With October winding down, winter is gearing up, with the first noteable winter storm of the season expected to grace the area on Saturday and Saturday night.
An upper-level trough will spawn a surface low pressure system off the Carolina coast, which will intensify as it charges northward along the eastern seaboard Saturday. The low will track very close to the coastline and spread precipitation into southern New Hampshire beginning Saturday evening, which will continue through the night, exiting rather quickly by late Sunday morning. In fact, skies will clear and the sun will most likely emerge by Sunday afternoon.
At this time, it appears precipitation will commence as purely rain late on Saturday, with high temperatures breaking into the lower 40s. Rain will continue after sunset, and will gradually change over to snow as temperatures recede through the 30s and the low draws closer. The snow will be slow to accumulate on the wet and warm roads, but will be quicker to on cooler on grassy surfaces. In addition, winds will pick up out of the north-northeast, with gusts possibly approaching 30 mph Saturday night.
Snow will mix with rain once again during Sunday morning, before coming to an end as purely rain during the late morning hours. The heavy wet snow accumulating on trees and powerlines could possibly result in localized downed trees and subsequent power outages. The most significant impacts on travel will be visibility, which could be reduced to one-quarter of a mile or less at times on Saturday night. Otherwise, the early nature of the storm and relatively warm temperatures for a winter storm will not lead to significant accumulations on roadways, or even on grassy surfaces.

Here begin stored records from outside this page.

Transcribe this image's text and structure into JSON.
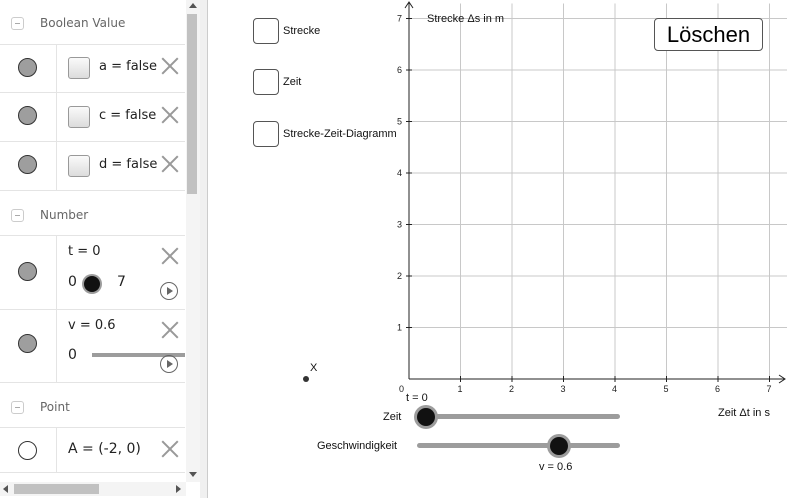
{
  "algebra": {
    "groups": {
      "boolean": "Boolean Value",
      "number": "Number",
      "point": "Point"
    },
    "booleans": [
      {
        "text": "a = false",
        "checked": false
      },
      {
        "text": "c = false",
        "checked": false
      },
      {
        "text": "d = false",
        "checked": false
      }
    ],
    "numbers": [
      {
        "text": "t = 0",
        "min": "0",
        "max": "7",
        "value": 0
      },
      {
        "text": "v = 0.6",
        "min": "0",
        "value": 0.6
      }
    ],
    "points": [
      {
        "text": "A = (-2, 0)"
      }
    ]
  },
  "graphics": {
    "checkboxes": [
      {
        "label": "Strecke",
        "checked": false
      },
      {
        "label": "Zeit",
        "checked": false
      },
      {
        "label": "Strecke-Zeit-Diagramm",
        "checked": false
      }
    ],
    "delete_button": "Löschen",
    "point_label": "X",
    "sliders": {
      "zeit_label": "Zeit",
      "zeit_value_label": "t = 0",
      "zeit_value": 0,
      "geschw_label": "Geschwindigkeit",
      "geschw_value_label": "v = 0.6",
      "geschw_value": 0.6
    }
  },
  "chart_data": {
    "type": "line",
    "xlabel": "Zeit Δt in s",
    "ylabel": "Strecke Δs in m",
    "xlim": [
      0,
      7
    ],
    "ylim": [
      0,
      7
    ],
    "x_ticks": [
      "0",
      "1",
      "2",
      "3",
      "4",
      "5",
      "6",
      "7"
    ],
    "y_ticks": [
      "1",
      "2",
      "3",
      "4",
      "5",
      "6",
      "7"
    ],
    "grid": true,
    "series": []
  },
  "colors": {
    "grid": "#c8c8c8",
    "axis": "#222222",
    "slider_track": "#9c9c9c",
    "marble_filled": "#9e9e9e"
  }
}
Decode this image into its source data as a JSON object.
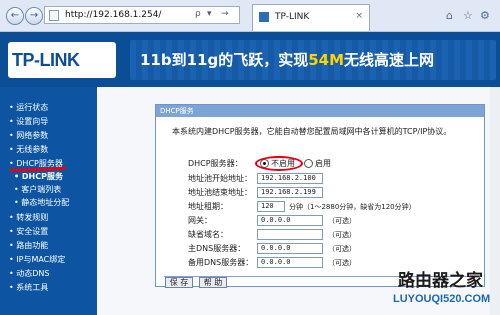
{
  "browser": {
    "url": "http://192.168.1.254/",
    "tab_title": "TP-LINK",
    "tab_close": "×",
    "back": "←",
    "forward": "→",
    "addr_search": "ρ",
    "addr_dropdown": "▾",
    "addr_refresh": "→",
    "home": "⌂",
    "favorites": "☆",
    "settings": "⚙"
  },
  "banner": {
    "logo": "TP-LINK",
    "slogan_part1": "11b到11g的飞跃，实现",
    "slogan_highlight": "54M",
    "slogan_part2": "无线高速上网"
  },
  "sidebar": {
    "items": [
      {
        "label": "• 运行状态",
        "sub": false
      },
      {
        "label": "• 设置向导",
        "sub": false
      },
      {
        "label": "• 网络参数",
        "sub": false
      },
      {
        "label": "• 无线参数",
        "sub": false
      },
      {
        "label": "• DHCP服务器",
        "sub": false
      },
      {
        "label": "• DHCP服务",
        "sub": true,
        "active": true
      },
      {
        "label": "• 客户端列表",
        "sub": true
      },
      {
        "label": "• 静态地址分配",
        "sub": true
      },
      {
        "label": "• 转发规则",
        "sub": false
      },
      {
        "label": "• 安全设置",
        "sub": false
      },
      {
        "label": "• 路由功能",
        "sub": false
      },
      {
        "label": "• IP与MAC绑定",
        "sub": false
      },
      {
        "label": "• 动态DNS",
        "sub": false
      },
      {
        "label": "• 系统工具",
        "sub": false
      }
    ]
  },
  "panel": {
    "title": "DHCP服务",
    "description": "本系统内建DHCP服务器，它能自动替您配置局域网中各计算机的TCP/IP协议。",
    "dhcp_server_label": "DHCP服务器：",
    "option_off": "不启用",
    "option_on": "启用",
    "start_label": "地址池开始地址：",
    "start_value": "192.168.2.100",
    "end_label": "地址池结束地址：",
    "end_value": "192.168.2.199",
    "lease_label": "地址租期：",
    "lease_value": "120",
    "lease_note": "分钟（1～2880分钟，缺省为120分钟）",
    "gateway_label": "网关：",
    "gateway_value": "0.0.0.0",
    "domain_label": "缺省域名：",
    "domain_value": "",
    "dns1_label": "主DNS服务器：",
    "dns1_value": "0.0.0.0",
    "dns2_label": "备用DNS服务器：",
    "dns2_value": "0.0.0.0",
    "optional": "（可选）",
    "save_label": "保 存",
    "help_label": "帮 助"
  },
  "watermark": {
    "line1": "路由器之家",
    "line2": "LUYOUQI520.COM"
  },
  "colors": {
    "banner": "#0b4e96",
    "sidebar": "#0d55a2",
    "panel_header": "#7da3d7",
    "annotation": "#e60012"
  }
}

The National Weather Service (somewhat suprisingly) has issued a Winter Storm Watch, which is in effect Saturday afternoon through Sunday morning, due to the potential impacts the heavy/wet snow may have on the region. Nevertheless, as this is the first winter storm of the season, be sure to be prepared for possible impacts on travel plans.